Hull – Ferens Art Gallery

The Ferens Art gallery was opened in 1927 with funding from Thomas Ferens, a wealthy and generous local businessman who operated the manufacturing business of Reckitt and Sons. St. John’s Church was demolished to allow for its construction and it replaced another smaller existing art gallery in the city.

Soon after the Second World War began, the gallery was used to hold an exhibition of Polish artworks that had been saved during the Nazi occupation of Poland. As the threat of air raids increased, the gallery’s contents were then placed into storage throughout the war, although the building remained relatively undamaged. It was though used by the city’s civil defence casualty service during the latter part of the conflict, a rather different usage to what had been intended for the premises.

The Hull Daily Mail published an article in 1938 which referred to a temporary exhibition upstairs at the Ferens, with works loaned from the collection of the late Earl of Lindsey. The newspaper mentioned that “shut away in the long gallery of many an old English country house are paintings of immense artistic value. They come into the public eye only when some picturesque and erudite thief shows a practical resentment of this seclusion”. I liked the quality of this prose, but it’s also a reason why the Ferens came into being in the first place, to try and make art more accessible.

The gallery’s main central atrium. For a provincial art gallery, this is an impressive effort with some paintings by artists that I’ve actually heard of, which is always a bonus. The gallery is also relatively large and there are some temporary exhibitions on, of which the William Wilberforce was particularly interesting.

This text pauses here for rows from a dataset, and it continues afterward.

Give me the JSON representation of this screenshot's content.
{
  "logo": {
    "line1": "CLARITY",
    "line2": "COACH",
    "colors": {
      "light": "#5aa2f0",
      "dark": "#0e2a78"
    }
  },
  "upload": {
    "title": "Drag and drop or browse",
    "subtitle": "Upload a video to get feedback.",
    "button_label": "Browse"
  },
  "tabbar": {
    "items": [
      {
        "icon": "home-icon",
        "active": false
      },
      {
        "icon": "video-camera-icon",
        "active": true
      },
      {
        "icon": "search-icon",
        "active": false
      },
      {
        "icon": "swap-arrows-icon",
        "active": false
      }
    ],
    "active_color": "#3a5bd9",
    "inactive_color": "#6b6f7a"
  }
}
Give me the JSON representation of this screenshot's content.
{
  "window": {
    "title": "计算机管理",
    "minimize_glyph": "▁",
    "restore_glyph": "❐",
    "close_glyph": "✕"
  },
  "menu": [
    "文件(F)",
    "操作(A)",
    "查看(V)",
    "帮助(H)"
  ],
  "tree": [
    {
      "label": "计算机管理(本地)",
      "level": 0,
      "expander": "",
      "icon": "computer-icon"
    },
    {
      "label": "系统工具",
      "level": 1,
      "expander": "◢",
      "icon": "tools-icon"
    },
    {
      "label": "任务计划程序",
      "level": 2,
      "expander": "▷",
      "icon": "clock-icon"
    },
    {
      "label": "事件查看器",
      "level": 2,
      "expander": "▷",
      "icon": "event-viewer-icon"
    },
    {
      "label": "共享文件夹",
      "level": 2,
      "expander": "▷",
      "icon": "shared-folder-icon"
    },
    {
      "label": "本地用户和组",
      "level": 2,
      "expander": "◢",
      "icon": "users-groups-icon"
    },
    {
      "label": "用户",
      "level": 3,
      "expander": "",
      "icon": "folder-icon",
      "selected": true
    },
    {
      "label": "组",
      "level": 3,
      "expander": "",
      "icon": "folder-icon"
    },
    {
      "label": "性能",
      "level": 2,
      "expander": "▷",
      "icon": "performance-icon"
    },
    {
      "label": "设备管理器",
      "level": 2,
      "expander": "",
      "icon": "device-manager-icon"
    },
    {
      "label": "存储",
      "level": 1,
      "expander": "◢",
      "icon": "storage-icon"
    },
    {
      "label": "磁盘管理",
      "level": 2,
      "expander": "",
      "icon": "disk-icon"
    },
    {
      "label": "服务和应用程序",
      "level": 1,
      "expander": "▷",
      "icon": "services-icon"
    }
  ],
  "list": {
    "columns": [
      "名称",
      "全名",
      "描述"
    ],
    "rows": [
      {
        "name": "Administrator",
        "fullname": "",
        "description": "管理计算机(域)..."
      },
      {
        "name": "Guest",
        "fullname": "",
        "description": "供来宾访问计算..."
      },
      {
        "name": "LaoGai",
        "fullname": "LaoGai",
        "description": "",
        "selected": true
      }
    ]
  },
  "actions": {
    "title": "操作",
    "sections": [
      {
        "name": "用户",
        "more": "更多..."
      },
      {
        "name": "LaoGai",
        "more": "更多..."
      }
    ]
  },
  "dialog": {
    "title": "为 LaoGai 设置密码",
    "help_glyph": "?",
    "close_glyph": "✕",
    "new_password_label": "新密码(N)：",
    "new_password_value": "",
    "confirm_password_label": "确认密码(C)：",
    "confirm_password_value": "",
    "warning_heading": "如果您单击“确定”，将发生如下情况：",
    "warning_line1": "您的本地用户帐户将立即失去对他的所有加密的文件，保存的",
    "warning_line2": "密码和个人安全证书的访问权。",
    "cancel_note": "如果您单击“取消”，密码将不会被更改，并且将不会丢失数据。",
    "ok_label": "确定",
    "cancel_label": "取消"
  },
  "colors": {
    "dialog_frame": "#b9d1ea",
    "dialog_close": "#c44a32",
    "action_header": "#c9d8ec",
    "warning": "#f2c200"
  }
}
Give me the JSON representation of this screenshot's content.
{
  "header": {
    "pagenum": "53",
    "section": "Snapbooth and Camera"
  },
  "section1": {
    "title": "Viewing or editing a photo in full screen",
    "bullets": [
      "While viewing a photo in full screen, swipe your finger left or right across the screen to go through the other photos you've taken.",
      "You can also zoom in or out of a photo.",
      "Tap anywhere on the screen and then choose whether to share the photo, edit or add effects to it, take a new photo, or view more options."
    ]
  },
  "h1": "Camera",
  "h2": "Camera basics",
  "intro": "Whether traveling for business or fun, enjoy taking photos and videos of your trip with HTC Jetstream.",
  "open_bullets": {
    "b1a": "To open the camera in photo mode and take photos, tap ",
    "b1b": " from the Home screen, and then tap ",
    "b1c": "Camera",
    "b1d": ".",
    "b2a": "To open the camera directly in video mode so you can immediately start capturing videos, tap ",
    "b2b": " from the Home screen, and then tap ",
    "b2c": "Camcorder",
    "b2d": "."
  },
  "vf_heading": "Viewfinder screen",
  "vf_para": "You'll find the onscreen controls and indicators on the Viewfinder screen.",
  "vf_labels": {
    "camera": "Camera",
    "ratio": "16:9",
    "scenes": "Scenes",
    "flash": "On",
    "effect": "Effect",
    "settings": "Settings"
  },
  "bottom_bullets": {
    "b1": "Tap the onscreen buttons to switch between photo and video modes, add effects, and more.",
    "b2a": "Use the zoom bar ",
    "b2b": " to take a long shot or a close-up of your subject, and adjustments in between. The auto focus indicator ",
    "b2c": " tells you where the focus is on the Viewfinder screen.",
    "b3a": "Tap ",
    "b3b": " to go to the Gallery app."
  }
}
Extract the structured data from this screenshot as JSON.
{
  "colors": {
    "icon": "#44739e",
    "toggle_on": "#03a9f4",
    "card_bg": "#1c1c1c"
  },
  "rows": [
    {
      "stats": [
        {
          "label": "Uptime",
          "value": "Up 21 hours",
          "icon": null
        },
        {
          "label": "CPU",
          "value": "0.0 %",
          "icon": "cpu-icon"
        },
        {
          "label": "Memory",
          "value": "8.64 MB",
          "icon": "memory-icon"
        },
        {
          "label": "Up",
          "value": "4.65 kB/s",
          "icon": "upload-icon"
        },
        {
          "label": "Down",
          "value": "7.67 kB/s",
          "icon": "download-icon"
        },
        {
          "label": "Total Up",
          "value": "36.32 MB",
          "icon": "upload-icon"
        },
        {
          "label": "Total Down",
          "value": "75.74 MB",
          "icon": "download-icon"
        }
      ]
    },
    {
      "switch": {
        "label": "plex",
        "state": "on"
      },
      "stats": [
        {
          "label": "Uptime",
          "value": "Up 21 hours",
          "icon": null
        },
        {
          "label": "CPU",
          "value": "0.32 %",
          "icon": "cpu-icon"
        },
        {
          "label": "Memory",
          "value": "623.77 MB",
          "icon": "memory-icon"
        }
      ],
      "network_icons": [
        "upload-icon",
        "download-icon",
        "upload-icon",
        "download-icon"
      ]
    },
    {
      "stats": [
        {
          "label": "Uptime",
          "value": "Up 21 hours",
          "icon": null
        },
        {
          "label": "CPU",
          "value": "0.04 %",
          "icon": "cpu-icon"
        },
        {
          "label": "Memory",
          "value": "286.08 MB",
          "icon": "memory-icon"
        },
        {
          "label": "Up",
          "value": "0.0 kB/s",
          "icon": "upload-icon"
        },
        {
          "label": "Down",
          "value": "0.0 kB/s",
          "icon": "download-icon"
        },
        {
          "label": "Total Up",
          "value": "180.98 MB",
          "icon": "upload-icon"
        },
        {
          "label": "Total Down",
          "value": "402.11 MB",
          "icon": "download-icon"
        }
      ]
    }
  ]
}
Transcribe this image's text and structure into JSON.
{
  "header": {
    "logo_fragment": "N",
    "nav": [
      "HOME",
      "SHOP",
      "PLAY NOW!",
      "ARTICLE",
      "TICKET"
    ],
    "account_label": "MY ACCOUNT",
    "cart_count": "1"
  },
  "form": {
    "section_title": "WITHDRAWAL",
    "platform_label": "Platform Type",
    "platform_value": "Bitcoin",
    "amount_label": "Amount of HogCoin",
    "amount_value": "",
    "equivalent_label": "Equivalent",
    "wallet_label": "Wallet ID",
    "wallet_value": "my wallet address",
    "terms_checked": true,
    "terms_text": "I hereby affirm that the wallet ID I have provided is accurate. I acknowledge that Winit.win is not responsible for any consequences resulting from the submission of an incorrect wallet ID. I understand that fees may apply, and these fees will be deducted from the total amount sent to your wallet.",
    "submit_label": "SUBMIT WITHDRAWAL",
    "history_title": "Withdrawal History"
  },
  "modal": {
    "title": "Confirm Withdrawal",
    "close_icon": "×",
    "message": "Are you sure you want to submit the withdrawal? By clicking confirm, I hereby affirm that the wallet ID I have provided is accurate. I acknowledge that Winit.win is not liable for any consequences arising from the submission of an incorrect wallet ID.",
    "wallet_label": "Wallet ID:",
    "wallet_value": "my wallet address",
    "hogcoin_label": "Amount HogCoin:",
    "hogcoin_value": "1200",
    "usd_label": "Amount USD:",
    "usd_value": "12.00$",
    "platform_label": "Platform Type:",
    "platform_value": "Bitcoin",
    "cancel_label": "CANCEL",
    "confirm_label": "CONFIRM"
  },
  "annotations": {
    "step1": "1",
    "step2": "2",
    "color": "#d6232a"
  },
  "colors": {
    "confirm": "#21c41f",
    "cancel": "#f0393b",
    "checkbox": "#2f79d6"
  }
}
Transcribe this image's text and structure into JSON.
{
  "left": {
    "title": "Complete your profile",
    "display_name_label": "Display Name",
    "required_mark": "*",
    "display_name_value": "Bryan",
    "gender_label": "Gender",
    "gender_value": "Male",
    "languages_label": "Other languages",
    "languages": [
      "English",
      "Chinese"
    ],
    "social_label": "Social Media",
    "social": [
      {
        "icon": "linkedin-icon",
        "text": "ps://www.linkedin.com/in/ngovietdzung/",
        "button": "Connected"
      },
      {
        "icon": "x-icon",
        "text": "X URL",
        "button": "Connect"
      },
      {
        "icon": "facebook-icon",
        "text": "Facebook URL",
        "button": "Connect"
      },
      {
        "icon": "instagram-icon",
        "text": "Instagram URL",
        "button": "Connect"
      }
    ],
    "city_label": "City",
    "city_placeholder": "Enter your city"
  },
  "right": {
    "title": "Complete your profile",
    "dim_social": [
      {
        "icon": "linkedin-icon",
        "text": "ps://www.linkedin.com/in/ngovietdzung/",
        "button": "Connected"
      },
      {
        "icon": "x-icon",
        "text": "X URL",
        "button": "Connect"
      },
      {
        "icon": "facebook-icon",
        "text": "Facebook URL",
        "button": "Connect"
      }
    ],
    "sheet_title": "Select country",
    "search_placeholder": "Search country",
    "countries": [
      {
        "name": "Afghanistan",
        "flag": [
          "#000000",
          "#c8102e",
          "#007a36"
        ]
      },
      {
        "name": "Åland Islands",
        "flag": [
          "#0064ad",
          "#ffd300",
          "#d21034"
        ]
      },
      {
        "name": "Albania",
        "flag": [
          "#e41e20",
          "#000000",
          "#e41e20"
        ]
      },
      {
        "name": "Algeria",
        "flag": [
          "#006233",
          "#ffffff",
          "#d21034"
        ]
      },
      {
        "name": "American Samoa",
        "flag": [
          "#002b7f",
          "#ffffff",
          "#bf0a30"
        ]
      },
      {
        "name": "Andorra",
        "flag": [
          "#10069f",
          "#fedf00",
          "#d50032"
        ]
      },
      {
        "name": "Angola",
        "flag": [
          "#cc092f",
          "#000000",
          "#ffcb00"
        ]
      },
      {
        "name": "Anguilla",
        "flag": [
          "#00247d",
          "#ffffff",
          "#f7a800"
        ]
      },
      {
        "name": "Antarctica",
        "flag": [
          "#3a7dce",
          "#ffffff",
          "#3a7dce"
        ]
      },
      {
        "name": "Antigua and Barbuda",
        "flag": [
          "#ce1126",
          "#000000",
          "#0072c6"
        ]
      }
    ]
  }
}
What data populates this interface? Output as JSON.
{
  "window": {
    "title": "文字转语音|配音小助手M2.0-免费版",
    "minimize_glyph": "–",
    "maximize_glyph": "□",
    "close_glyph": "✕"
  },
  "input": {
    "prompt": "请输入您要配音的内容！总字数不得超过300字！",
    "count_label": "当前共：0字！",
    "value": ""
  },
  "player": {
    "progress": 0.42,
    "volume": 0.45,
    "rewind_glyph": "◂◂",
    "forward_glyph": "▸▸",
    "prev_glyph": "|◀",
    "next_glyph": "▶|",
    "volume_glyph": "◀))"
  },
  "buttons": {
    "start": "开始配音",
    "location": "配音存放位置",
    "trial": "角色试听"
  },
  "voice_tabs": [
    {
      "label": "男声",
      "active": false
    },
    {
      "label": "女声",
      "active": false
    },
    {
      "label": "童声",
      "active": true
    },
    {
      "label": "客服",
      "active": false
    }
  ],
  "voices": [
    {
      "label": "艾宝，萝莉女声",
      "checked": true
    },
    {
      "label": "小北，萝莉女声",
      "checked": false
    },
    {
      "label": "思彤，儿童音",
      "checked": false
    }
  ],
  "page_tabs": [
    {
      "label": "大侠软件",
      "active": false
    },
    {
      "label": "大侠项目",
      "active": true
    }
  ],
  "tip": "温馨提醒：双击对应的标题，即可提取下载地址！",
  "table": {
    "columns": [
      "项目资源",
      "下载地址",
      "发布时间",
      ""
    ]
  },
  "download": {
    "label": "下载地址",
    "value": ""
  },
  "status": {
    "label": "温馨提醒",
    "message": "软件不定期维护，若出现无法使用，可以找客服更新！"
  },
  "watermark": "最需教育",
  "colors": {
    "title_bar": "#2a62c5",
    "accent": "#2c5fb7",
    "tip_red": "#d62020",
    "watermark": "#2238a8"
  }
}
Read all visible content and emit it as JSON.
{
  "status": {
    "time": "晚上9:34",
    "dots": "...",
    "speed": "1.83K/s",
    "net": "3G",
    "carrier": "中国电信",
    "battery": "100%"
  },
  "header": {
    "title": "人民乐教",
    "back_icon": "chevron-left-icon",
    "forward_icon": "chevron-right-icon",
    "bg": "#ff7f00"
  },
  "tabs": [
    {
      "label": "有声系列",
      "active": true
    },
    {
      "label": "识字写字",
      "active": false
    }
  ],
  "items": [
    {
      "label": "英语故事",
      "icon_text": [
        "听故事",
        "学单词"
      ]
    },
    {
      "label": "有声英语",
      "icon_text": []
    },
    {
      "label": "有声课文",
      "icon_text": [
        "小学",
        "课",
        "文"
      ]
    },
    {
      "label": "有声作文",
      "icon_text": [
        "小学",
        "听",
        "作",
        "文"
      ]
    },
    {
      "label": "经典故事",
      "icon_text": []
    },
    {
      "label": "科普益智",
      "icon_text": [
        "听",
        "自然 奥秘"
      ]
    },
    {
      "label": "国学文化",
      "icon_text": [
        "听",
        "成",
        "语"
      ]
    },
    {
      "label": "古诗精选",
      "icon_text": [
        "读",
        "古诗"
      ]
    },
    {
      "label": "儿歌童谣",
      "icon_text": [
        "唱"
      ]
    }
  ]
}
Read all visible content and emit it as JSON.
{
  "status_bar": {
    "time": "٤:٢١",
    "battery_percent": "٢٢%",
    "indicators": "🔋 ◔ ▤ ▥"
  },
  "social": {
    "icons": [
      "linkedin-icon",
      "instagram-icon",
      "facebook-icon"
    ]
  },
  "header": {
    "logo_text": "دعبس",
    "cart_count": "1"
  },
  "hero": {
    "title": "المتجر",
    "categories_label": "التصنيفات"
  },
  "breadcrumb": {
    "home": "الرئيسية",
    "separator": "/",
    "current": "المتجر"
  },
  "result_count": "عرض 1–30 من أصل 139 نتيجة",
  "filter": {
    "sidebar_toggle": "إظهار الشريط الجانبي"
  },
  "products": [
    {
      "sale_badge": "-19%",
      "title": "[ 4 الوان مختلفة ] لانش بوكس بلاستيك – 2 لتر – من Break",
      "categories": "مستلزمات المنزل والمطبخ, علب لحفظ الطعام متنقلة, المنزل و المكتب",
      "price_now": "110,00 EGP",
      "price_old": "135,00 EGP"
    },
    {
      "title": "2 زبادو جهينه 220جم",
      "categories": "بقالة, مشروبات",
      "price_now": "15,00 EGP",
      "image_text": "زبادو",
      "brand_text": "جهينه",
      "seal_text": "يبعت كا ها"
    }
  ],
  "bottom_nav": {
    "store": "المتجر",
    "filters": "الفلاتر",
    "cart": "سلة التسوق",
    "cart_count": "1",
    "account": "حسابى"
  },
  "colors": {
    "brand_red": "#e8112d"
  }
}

Entrance to the permanent and temporary collections are free of charge, with the gallery being busy, so it all seemed a worthwhile investment for the city.

My other posts about artworks in the gallery:

A View on the Grand Canal by Antonio Canaletto

William Wilberforce by Sir Thomas Lawrence

1791 Debate of Motions Book

The Press Gang by Alexander Johnston

Straitjacket Chairs by Nina Saunders

Julian, the Artist’s Son by Roger Eliot Fry

The Batsman by William Day Keyworth

In the Cinema by Malcolm Drummond

Fun Bag by Victoria Sin